Some separation types, including Adventure Training (AT) do not count towards FS.
FS is temporary (between three months and three years) and for no longer than four years in a 12-year rolling period.
Some contracts, including Military Local Service Engagement (MLSE) already have limitations on separation but does not restrict those applying for part-time hours.
Reductions must be applied as full days and they can be used for regular periods/ patterns of working days, but they can also be used for longer or more irregular duty periods.
You must have permission from Chain of Command (CoC) if you take up other work and the other employer will have no legal protection if you are recalled for military service.
All SP are subject to service standards, regulations and service law at all times under FS and the MOD can terminate FS arrangement and recall you to duty in emergency situations.
SP do not have to give reasons to apply for Flexible Working Arrangement applications but it can help your case if you do.
FS arrangements should be reviewed periodically (at least every 12 months) and either party can give notice to terminate arrangements (28 days’ notice if possible).
What About Finances?
X-Factor payment will be reduced in relation to both RS and PT service. PT service will affect pay, leave, supplements, pension and Early Departure Payment (EDP). It will also reduce ill health pension payments but not any Armed Forces Compensation Scheme benefits or Resettlement Grant. All days worked during FS count towards qualifying service.
The Armed Forces’ Occupational Maternity Scheme will apply to those on FS arrangements although SP can choose to suspend or terminate FS arrangements prior to maternity leave.
Other Types Of Leave And Authorised Absence
There are a range of other special leave and authorised absence types that may be used in conjunction with FS arrangements and provide SP some flexibility with regards to career breaks and to facilitate changes in personal circumstances.
Call Forward Of Leave
This allows SP to bring forward up to 10 days of Annual Leave Allowance to the current leave year. This shouldn’t be done more than once in a two-year leave period (unless in exceptional circumstances) and SP must ensure at least 28 days leave is left on the upcoming leave account. Applications are authorised by LMs via JPA.
Transfer Of Leave
This benefit enables SP to transfer some leave allowance to their serving spouse/civil partner. The recipient of leave must be serving in the Regular Army, on a Full Time Reserve Contract (FTRS) or an Additional Duties Contract (ADC).
In normal circumstances up to a third of leave can be transferred but if the donor has been assigned an operational tour of six months or more, up to half of their leave allowance can be shared.
Special Paid Leave (SPL)
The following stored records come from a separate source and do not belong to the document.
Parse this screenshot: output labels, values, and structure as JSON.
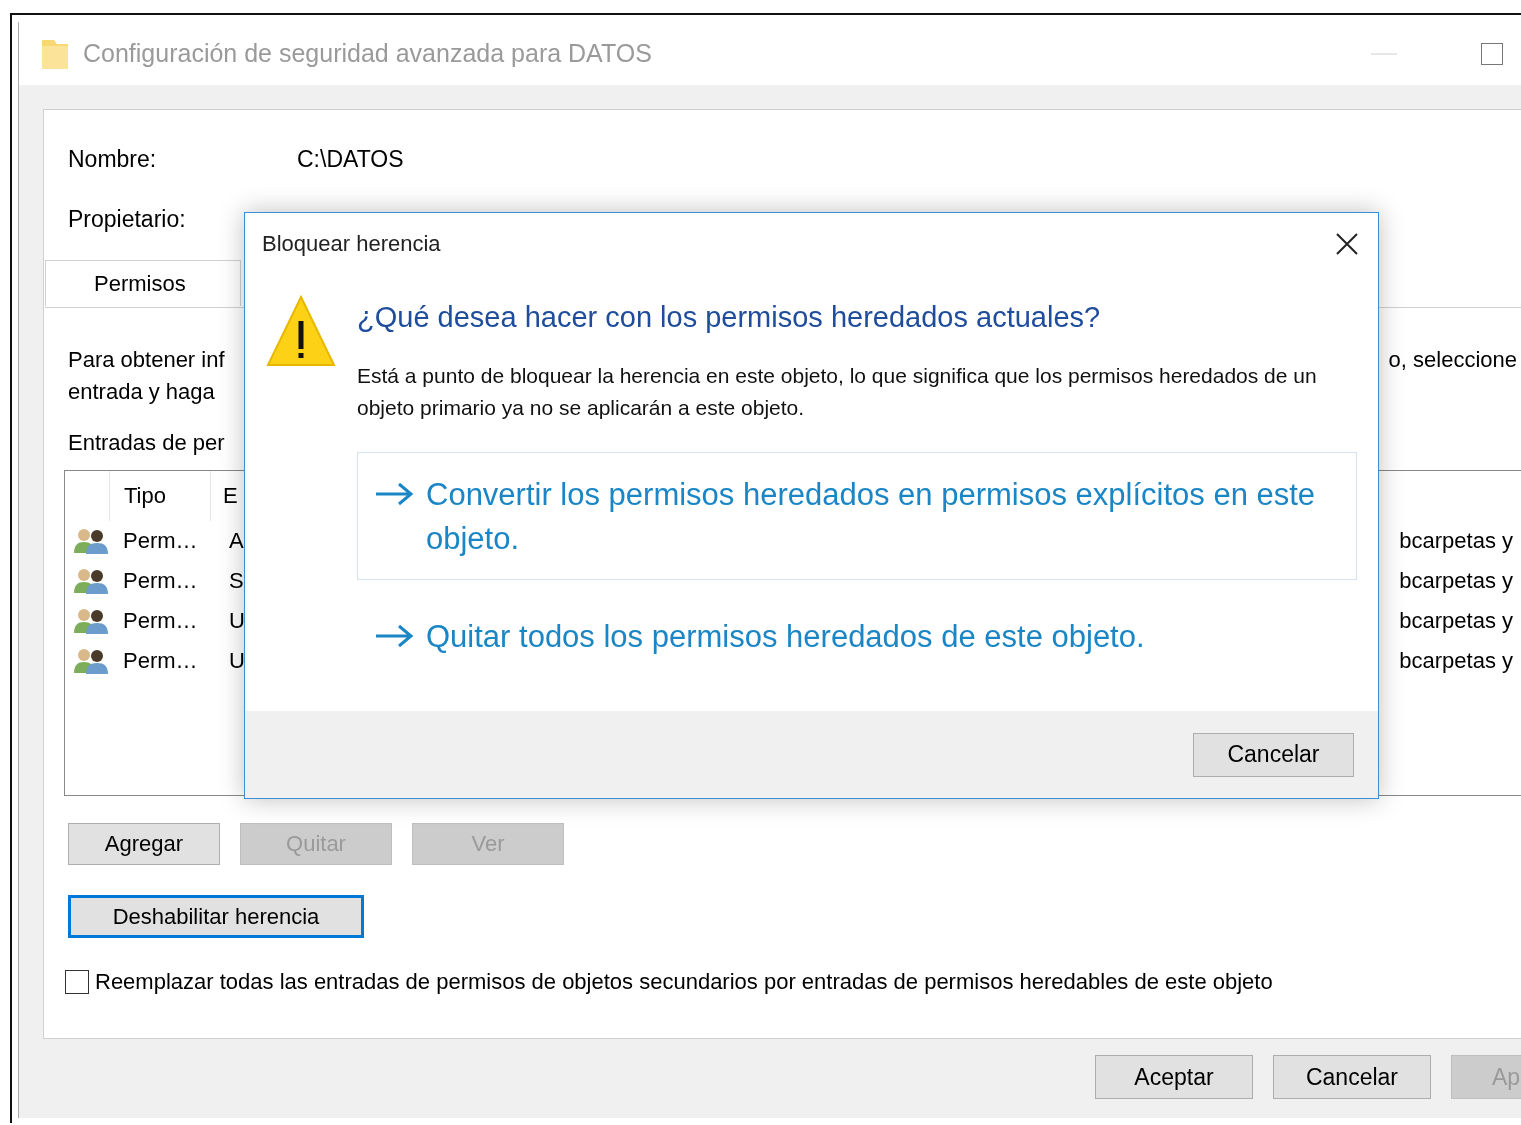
{
  "window": {
    "title": "Configuración de seguridad avanzada para DATOS"
  },
  "fields": [
    {
      "label": "Nombre:",
      "value": "C:\\DATOS"
    },
    {
      "label": "Propietario:"
    }
  ],
  "tabs": [
    {
      "label": "Permisos",
      "selected": true
    }
  ],
  "description_left": [
    "Para obtener inf",
    "entrada y haga"
  ],
  "description_right": "o, seleccione",
  "entries_label": "Entradas de per",
  "entries_table": {
    "columns": [
      "Tipo",
      "E"
    ],
    "rows": [
      {
        "cells": [
          "Perm…",
          "A",
          "bcarpetas y"
        ]
      },
      {
        "cells": [
          "Perm…",
          "S",
          "bcarpetas y"
        ]
      },
      {
        "cells": [
          "Perm…",
          "U",
          "bcarpetas y"
        ]
      },
      {
        "cells": [
          "Perm…",
          "U",
          "bcarpetas y"
        ]
      }
    ]
  },
  "buttons": [
    {
      "label": "Agregar",
      "disabled": false
    },
    {
      "label": "Quitar",
      "disabled": true
    },
    {
      "label": "Ver",
      "disabled": true
    }
  ],
  "inheritance_button": {
    "label": "Deshabilitar herencia",
    "focused": true
  },
  "replace_checkbox": {
    "label": "Reemplazar todas las entradas de permisos de objetos secundarios por entradas de permisos heredables de este objeto",
    "checked": false
  },
  "footer_buttons": [
    {
      "label": "Aceptar",
      "disabled": false
    },
    {
      "label": "Cancelar",
      "disabled": false
    },
    {
      "label": "Ap",
      "disabled": true
    }
  ],
  "dialog": {
    "title": "Bloquear herencia",
    "heading": "¿Qué desea hacer con los permisos heredados actuales?",
    "message": "Está a punto de bloquear la herencia en este objeto, lo que significa que los permisos heredados de un objeto primario ya no se aplicarán a este objeto.",
    "options": [
      {
        "label": "Convertir los permisos heredados en permisos explícitos en este objeto.",
        "selected": true
      },
      {
        "label": "Quitar todos los permisos heredados de este objeto.",
        "selected": false
      }
    ],
    "cancel": "Cancelar"
  }
}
Annual Leave must normally be taken before SPL and is an authorised absence not covered by any other type. It can be used for a variety of reasons including: playing sport at a national level, cultural events or to sit civil examinations.
For periods of time below three months SPL can be authorised by a Commanding Officer (CO) if certain conditions (including no impact on SP’s career), but for longer time periods applications are dealt with by manning.
Unpaid Leave is designed for situations that aren’t covered by Compassionate Leave or Paid Leave and is granted for periods of up to 93 days. It can impact on promotion, reckonable service, pay increments, pension and other leave allocations.
COs can grant up to four weeks (although normally two weeks is deemed sufficient). For periods exceeding four weeks the situation will be re-evaluated through Chain of Command (CoC).
An opportunity for SP who have served for 15 years or more to take 50 days leave in one block in lieu of the normal 30 days Annual Leave allocation. It is discretionary (so not all applications will be authorised) and requires advance planning through CoC and Career Managers before submitting a JPA application.
This allows SP to take a ‘specified period of unpaid time out of your Service career for personal or professional development outside of the service, with a seamless return at the end of the break’.
Top image credit: Cpl Si Longworth, Crown Copyright